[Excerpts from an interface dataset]
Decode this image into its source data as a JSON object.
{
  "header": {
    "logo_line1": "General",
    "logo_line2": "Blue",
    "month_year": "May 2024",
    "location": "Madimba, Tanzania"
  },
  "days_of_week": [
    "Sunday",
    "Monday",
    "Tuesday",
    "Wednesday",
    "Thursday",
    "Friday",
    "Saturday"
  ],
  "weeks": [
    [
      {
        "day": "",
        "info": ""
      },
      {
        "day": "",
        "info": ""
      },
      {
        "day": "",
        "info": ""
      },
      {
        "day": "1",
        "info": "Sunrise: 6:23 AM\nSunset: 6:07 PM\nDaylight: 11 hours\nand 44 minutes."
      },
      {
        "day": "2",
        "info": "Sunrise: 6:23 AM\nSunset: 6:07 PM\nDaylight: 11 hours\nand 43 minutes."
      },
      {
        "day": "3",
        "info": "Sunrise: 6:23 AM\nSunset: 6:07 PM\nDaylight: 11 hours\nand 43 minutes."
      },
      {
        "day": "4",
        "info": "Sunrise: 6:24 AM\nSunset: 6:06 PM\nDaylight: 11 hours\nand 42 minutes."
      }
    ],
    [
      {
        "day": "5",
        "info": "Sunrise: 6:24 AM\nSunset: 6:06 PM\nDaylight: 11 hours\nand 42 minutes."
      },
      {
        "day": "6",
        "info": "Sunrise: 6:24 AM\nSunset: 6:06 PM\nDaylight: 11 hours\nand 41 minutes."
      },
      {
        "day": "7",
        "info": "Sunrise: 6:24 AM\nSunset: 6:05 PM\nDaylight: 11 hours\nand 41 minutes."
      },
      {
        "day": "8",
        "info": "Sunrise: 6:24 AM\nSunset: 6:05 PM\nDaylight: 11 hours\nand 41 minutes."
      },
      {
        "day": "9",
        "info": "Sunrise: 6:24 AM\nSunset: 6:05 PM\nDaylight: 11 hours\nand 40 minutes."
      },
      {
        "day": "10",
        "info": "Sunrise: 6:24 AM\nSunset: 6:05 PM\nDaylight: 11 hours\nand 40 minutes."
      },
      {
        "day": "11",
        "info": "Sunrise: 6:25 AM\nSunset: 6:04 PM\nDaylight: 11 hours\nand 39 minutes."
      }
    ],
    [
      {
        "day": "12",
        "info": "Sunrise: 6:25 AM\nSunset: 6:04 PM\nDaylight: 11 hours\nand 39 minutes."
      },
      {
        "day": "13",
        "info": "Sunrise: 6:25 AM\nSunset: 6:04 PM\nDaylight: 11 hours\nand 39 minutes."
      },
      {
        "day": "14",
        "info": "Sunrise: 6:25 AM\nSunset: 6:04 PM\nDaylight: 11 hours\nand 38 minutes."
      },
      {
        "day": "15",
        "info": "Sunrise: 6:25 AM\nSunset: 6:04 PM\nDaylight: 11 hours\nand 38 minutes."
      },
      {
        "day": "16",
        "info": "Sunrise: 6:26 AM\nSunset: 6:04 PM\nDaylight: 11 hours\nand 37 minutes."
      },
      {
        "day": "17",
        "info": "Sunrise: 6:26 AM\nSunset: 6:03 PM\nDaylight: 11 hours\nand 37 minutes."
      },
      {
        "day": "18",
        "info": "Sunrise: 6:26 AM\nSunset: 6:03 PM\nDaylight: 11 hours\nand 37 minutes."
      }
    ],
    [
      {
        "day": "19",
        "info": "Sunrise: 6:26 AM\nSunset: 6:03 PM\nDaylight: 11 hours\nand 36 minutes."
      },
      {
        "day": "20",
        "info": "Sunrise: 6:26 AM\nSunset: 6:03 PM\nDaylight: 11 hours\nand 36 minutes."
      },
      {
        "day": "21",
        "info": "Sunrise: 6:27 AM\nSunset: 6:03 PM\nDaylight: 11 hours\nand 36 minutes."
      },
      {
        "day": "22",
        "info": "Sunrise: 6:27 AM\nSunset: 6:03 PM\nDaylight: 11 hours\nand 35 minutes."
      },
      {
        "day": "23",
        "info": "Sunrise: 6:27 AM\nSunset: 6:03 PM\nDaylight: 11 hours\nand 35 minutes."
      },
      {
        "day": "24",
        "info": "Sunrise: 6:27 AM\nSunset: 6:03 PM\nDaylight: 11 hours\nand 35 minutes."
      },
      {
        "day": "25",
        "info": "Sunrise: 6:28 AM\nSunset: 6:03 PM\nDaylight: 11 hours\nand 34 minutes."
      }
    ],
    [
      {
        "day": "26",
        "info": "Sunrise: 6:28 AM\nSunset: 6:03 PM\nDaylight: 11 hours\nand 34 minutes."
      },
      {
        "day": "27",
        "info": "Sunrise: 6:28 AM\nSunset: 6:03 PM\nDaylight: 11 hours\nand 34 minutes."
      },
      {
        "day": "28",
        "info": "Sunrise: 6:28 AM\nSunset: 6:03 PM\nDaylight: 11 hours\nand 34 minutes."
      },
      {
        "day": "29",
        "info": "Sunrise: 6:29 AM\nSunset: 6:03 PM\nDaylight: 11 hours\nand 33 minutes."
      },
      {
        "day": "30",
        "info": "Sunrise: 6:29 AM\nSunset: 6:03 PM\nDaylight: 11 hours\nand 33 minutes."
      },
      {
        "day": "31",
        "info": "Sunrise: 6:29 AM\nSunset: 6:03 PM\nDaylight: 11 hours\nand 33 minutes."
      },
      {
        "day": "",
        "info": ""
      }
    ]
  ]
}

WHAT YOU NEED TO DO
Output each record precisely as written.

RESULT OF THE EXERCISE
Decode this image into its source data as a JSON object.
{
  "header": {
    "logo_line1": "General",
    "logo_line2": "Blue",
    "month_year": "May 2024",
    "location": "Madimba, Tanzania"
  },
  "days_of_week": [
    "Sunday",
    "Monday",
    "Tuesday",
    "Wednesday",
    "Thursday",
    "Friday",
    "Saturday"
  ],
  "weeks": [
    [
      {
        "day": "",
        "info": ""
      },
      {
        "day": "",
        "info": ""
      },
      {
        "day": "",
        "info": ""
      },
      {
        "day": "1",
        "info": "Sunrise: 6:23 AM\nSunset: 6:07 PM\nDaylight: 11 hours\nand 44 minutes."
      },
      {
        "day": "2",
        "info": "Sunrise: 6:23 AM\nSunset: 6:07 PM\nDaylight: 11 hours\nand 43 minutes."
      },
      {
        "day": "3",
        "info": "Sunrise: 6:23 AM\nSunset: 6:07 PM\nDaylight: 11 hours\nand 43 minutes."
      },
      {
        "day": "4",
        "info": "Sunrise: 6:24 AM\nSunset: 6:06 PM\nDaylight: 11 hours\nand 42 minutes."
      }
    ],
    [
      {
        "day": "5",
        "info": "Sunrise: 6:24 AM\nSunset: 6:06 PM\nDaylight: 11 hours\nand 42 minutes."
      },
      {
        "day": "6",
        "info": "Sunrise: 6:24 AM\nSunset: 6:06 PM\nDaylight: 11 hours\nand 41 minutes."
      },
      {
        "day": "7",
        "info": "Sunrise: 6:24 AM\nSunset: 6:05 PM\nDaylight: 11 hours\nand 41 minutes."
      },
      {
        "day": "8",
        "info": "Sunrise: 6:24 AM\nSunset: 6:05 PM\nDaylight: 11 hours\nand 41 minutes."
      },
      {
        "day": "9",
        "info": "Sunrise: 6:24 AM\nSunset: 6:05 PM\nDaylight: 11 hours\nand 40 minutes."
      },
      {
        "day": "10",
        "info": "Sunrise: 6:24 AM\nSunset: 6:05 PM\nDaylight: 11 hours\nand 40 minutes."
      },
      {
        "day": "11",
        "info": "Sunrise: 6:25 AM\nSunset: 6:04 PM\nDaylight: 11 hours\nand 39 minutes."
      }
    ],
    [
      {
        "day": "12",
        "info": "Sunrise: 6:25 AM\nSunset: 6:04 PM\nDaylight: 11 hours\nand 39 minutes."
      },
      {
        "day": "13",
        "info": "Sunrise: 6:25 AM\nSunset: 6:04 PM\nDaylight: 11 hours\nand 39 minutes."
      },
      {
        "day": "14",
        "info": "Sunrise: 6:25 AM\nSunset: 6:04 PM\nDaylight: 11 hours\nand 38 minutes."
      },
      {
        "day": "15",
        "info": "Sunrise: 6:25 AM\nSunset: 6:04 PM\nDaylight: 11 hours\nand 38 minutes."
      },
      {
        "day": "16",
        "info": "Sunrise: 6:26 AM\nSunset: 6:04 PM\nDaylight: 11 hours\nand 37 minutes."
      },
      {
        "day": "17",
        "info": "Sunrise: 6:26 AM\nSunset: 6:03 PM\nDaylight: 11 hours\nand 37 minutes."
      },
      {
        "day": "18",
        "info": "Sunrise: 6:26 AM\nSunset: 6:03 PM\nDaylight: 11 hours\nand 37 minutes."
      }
    ],
    [
      {
        "day": "19",
        "info": "Sunrise: 6:26 AM\nSunset: 6:03 PM\nDaylight: 11 hours\nand 36 minutes."
      },
      {
        "day": "20",
        "info": "Sunrise: 6:26 AM\nSunset: 6:03 PM\nDaylight: 11 hours\nand 36 minutes."
      },
      {
        "day": "21",
        "info": "Sunrise: 6:27 AM\nSunset: 6:03 PM\nDaylight: 11 hours\nand 36 minutes."
      },
      {
        "day": "22",
        "info": "Sunrise: 6:27 AM\nSunset: 6:03 PM\nDaylight: 11 hours\nand 35 minutes."
      },
      {
        "day": "23",
        "info": "Sunrise: 6:27 AM\nSunset: 6:03 PM\nDaylight: 11 hours\nand 35 minutes."
      },
      {
        "day": "24",
        "info": "Sunrise: 6:27 AM\nSunset: 6:03 PM\nDaylight: 11 hours\nand 35 minutes."
      },
      {
        "day": "25",
        "info": "Sunrise: 6:28 AM\nSunset: 6:03 PM\nDaylight: 11 hours\nand 34 minutes."
      }
    ],
    [
      {
        "day": "26",
        "info": "Sunrise: 6:28 AM\nSunset: 6:03 PM\nDaylight: 11 hours\nand 34 minutes."
      },
      {
        "day": "27",
        "info": "Sunrise: 6:28 AM\nSunset: 6:03 PM\nDaylight: 11 hours\nand 34 minutes."
      },
      {
        "day": "28",
        "info": "Sunrise: 6:28 AM\nSunset: 6:03 PM\nDaylight: 11 hours\nand 34 minutes."
      },
      {
        "day": "29",
        "info": "Sunrise: 6:29 AM\nSunset: 6:03 PM\nDaylight: 11 hours\nand 33 minutes."
      },
      {
        "day": "30",
        "info": "Sunrise: 6:29 AM\nSunset: 6:03 PM\nDaylight: 11 hours\nand 33 minutes."
      },
      {
        "day": "31",
        "info": "Sunrise: 6:29 AM\nSunset: 6:03 PM\nDaylight: 11 hours\nand 33 minutes."
      },
      {
        "day": "",
        "info": ""
      }
    ]
  ]
}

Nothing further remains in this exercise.